[Ed. - Since going to press a number of remarkable images of bellows pipes from the 18th century have come to light. These will be discussed in an epilogue to this article in our December issue.]

I am indebted to Julian Goodacre for the Warwick Lane image, to Andy Hornby for drawing my attention to the Political bagpiper, and to the LBPS archive for preserving the edition of ‘Der Dudlpfeifer’ (10, jhrg, No 65, 1990) in which I discovered the Hogarth Hudibras images, the Highland Fair image and the Finchley March ticket.
The Warwick Lane episode is documented in The Journal of Medical History for June 1956
For the Finchley Road episode and painting see
The Hudibras engravings are at
The Political Bagpiper is at
A selection of Beham’s bagpipers is at

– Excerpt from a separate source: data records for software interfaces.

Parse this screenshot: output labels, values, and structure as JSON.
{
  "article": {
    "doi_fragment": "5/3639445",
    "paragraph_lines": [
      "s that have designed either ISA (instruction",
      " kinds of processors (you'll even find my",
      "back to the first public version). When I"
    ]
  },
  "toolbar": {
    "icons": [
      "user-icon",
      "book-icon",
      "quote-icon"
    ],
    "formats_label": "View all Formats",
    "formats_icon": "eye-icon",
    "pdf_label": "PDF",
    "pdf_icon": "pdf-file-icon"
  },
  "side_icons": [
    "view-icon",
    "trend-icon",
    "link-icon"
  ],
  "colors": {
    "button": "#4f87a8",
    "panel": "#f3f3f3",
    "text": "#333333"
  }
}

For a detailed reconsideration of the Bloemart piper and his legacy see Clive Matthews’ essay ‘Is this a drone I see before me’ in Chanter, the Journal of the Bagpipe Society, Summer 2010.